Count me in for Simplicity
There’s an argument that says the world is too complex for humans to understand. Further, that by thinking we understand cause-and-effect, we’re doomed to act in ways that have unforeseen (usually negative) consequences. It is a really interesting debate, and informative on the more than two sides represented. Personally, I found myself rejecting this notion as useful. Not that the notion of complexity isn’t useful – but letting it paralyze you is not useful. When it comes to running your business, simplicity is more powerful than complexity. A combination of relatively simple interactions has more power than a complex single interaction. Simple interactions are more replicable, more scalable. I would focus more on enabling “emergence” than disabling decision-making by leaders. Simplicity and abstraction go hand-in-hand. The iPad has a significant amount of complexity baked in – from the hardware, to the software, to the production processes that lead to its creation, to the design processes that lead to its conception. But to me, it is just a glossy glass enclosure that responds to my touch. Does my touch cause the apps to do what they do? Actually, it doesn’t matter whether touch is causal or not – it is, at minimum, so highly correlated between action and reaction that it feels like causation. And that’s what we should be striving for in our businesses – that our actions would achieve the results we’re looking for – will feel like causation – though there may be a complex choreography and it may not be driven top-down. There was a truly fantastic quote in the original HBR article:

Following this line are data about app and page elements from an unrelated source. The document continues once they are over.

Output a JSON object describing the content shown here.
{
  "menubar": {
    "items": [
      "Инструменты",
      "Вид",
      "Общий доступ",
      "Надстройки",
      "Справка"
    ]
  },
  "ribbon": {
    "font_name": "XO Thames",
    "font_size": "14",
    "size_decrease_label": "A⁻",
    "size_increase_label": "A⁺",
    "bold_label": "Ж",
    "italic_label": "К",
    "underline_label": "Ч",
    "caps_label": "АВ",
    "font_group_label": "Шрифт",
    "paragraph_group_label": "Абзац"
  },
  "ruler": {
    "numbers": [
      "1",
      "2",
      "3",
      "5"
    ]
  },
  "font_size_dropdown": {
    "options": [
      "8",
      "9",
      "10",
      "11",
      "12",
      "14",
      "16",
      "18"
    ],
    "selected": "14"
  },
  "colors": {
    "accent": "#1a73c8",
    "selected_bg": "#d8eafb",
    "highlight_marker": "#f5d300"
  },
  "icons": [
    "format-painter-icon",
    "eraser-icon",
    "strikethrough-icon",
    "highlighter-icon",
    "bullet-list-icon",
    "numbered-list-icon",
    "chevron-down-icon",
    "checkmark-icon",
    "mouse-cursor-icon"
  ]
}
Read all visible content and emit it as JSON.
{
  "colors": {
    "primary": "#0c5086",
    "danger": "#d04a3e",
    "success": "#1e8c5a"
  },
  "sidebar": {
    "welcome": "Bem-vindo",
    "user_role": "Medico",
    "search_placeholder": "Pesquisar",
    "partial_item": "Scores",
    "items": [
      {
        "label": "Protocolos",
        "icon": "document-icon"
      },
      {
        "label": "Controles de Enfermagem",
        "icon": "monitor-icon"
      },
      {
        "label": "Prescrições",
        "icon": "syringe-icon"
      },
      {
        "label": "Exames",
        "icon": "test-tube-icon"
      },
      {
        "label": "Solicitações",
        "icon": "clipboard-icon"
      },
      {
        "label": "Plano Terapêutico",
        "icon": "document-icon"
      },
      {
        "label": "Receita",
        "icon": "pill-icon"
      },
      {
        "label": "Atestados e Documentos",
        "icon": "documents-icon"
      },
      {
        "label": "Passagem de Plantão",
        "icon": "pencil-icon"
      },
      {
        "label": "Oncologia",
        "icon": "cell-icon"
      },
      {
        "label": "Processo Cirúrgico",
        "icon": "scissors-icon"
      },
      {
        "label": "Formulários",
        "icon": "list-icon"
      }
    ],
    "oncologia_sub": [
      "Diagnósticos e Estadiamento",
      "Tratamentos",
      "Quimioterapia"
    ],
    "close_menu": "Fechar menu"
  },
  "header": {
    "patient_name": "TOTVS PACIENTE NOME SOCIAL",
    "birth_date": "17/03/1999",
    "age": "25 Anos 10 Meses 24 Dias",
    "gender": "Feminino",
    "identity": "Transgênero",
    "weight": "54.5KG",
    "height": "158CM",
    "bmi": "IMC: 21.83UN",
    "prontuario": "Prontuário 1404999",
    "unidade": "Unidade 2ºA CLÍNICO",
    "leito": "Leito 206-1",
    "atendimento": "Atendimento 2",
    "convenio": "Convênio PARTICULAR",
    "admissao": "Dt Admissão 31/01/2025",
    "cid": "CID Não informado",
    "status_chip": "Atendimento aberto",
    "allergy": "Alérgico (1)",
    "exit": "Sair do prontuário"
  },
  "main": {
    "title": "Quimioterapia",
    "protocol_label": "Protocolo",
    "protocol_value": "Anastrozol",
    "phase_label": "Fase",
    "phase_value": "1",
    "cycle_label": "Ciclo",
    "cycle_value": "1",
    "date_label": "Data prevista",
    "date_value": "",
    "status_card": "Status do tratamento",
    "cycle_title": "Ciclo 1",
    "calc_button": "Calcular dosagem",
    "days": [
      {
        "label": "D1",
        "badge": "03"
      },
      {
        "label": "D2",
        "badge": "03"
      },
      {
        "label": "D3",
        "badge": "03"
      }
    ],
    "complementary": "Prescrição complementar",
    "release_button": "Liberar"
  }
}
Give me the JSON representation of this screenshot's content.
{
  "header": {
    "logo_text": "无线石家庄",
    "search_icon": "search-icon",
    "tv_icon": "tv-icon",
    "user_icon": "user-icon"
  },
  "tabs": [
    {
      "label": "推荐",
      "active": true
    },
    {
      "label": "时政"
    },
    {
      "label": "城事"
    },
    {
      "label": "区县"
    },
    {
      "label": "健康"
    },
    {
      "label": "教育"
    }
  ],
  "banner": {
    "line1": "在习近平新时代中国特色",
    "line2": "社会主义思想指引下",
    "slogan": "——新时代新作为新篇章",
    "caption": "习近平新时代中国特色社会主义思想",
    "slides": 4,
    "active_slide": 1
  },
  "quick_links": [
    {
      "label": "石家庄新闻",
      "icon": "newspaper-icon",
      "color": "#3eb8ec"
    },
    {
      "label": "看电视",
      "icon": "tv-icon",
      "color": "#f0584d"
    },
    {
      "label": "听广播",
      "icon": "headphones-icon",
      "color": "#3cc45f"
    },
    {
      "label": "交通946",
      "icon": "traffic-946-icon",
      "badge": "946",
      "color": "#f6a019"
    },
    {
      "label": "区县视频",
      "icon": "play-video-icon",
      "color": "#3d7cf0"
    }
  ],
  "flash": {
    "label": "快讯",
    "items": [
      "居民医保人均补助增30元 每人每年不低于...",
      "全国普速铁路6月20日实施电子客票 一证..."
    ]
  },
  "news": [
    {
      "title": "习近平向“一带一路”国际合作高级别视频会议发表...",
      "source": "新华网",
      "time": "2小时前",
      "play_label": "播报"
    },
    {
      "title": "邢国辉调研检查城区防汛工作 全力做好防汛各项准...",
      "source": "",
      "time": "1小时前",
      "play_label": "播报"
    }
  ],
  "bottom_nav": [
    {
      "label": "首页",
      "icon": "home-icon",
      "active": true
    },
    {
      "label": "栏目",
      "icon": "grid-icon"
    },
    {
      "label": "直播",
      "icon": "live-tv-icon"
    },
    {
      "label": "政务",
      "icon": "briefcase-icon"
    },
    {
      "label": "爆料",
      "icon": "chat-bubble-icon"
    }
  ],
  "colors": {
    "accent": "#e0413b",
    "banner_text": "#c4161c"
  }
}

“If you want to build a ship, don’t drum up people together to collect wood and don’t assign them tasks and work, but rather teach them to long for the endless immensity of the sea.”Sometimes simple is best.
– Antoine de Saint-Exupéry